Zweigart GmbH of Stuttgart Germany Sends In Kind Donation to Oxlajuj B'atz'

Twenty Mayan rug hookers will be able to resume work in early July when they receive their share of the donation sent from the venerable Zweigart factory in Germany. The craftswomen had been idled since January, when they used the last of their supply of special backing. They returned to their looms and sewing machines but decided to visit their umbrella organization to request assistance in identifying and procuring the material.

Because they receive trainings and informal education through Oxlajuj B'atz' they hoped the NGO could help them continue with this successful product. Having only a few swatches and shreds to go by, OB staff scoured the internet looking, first, to determine the name of the cloth and, second, to discover vendors to deliver it to three indigenous cooperatives in Solola and Quiche that specialize in this artful form of recycling. (The craft repurposes used t-shirts as thread.)

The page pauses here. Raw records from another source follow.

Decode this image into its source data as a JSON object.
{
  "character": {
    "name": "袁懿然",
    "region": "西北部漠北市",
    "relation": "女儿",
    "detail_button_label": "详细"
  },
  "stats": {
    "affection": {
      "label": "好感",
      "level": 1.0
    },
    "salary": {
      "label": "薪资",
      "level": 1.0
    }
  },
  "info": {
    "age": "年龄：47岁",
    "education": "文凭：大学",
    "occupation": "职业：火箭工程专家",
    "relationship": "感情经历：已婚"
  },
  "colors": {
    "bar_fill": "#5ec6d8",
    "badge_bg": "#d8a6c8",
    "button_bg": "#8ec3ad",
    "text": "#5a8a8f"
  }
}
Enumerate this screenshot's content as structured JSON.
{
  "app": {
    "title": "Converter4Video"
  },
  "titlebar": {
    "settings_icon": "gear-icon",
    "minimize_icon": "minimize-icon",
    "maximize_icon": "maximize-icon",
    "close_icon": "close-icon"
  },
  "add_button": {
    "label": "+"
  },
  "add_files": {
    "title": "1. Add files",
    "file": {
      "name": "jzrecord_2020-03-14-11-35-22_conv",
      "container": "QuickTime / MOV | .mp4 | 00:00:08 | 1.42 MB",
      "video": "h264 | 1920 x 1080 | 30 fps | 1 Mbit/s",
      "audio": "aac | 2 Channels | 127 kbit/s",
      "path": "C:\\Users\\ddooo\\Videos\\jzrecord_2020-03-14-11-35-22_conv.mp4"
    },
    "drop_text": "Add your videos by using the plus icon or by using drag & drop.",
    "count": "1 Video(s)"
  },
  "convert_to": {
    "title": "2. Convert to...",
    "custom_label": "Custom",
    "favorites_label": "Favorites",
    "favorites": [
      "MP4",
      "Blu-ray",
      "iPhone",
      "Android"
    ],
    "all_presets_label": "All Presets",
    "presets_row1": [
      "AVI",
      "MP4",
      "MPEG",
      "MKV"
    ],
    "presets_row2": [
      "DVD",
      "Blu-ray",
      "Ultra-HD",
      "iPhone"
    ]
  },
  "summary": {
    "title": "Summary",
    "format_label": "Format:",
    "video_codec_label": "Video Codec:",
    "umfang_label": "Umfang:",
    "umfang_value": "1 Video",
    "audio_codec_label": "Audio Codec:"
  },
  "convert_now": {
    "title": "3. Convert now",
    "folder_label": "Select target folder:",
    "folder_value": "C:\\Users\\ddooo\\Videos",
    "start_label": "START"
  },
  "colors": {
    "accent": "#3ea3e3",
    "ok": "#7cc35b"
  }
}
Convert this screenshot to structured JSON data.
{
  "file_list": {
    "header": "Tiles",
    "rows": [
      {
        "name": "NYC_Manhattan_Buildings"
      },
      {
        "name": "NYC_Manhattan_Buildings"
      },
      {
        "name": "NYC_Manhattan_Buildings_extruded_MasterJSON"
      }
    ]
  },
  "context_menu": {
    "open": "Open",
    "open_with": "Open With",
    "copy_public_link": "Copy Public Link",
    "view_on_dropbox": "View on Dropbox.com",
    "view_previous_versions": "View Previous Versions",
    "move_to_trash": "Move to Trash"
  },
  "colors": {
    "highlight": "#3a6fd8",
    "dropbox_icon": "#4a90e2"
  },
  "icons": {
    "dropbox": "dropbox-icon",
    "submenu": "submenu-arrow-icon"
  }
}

By March the project was about to be abandoned when two women from the Boston area, joined in the search. One is a weaver, who was sure she could discover the specifications and the other is a business woman who wants to be sure that the rugmakers can continue to provide for their families. Before long, the volunteers succeeded in not only locating the US distributor, in New Jersey, but found the home office in Stuttgart.

The elusive "14 count Aida" finally arrived in Panajachel at the end of June. After being measured, the gift will be divided among the producers. With these official samples and style numbers in hand, the women are invited to re-order from Zweigart, USA and will, again, receive an in-kind donation this time, from their sister in Boston.

Oxlajuj B'atz' (Thirteen Threads) is a non-profit indigenous women's empowerment and non-formal education organization based in Guatemala since 2004. We are a project of Komon Ajkem in Guatemala and our fiscal sponsor in the U.S. is the Maya Educational Foundation, a 501(c)(3) public foundation.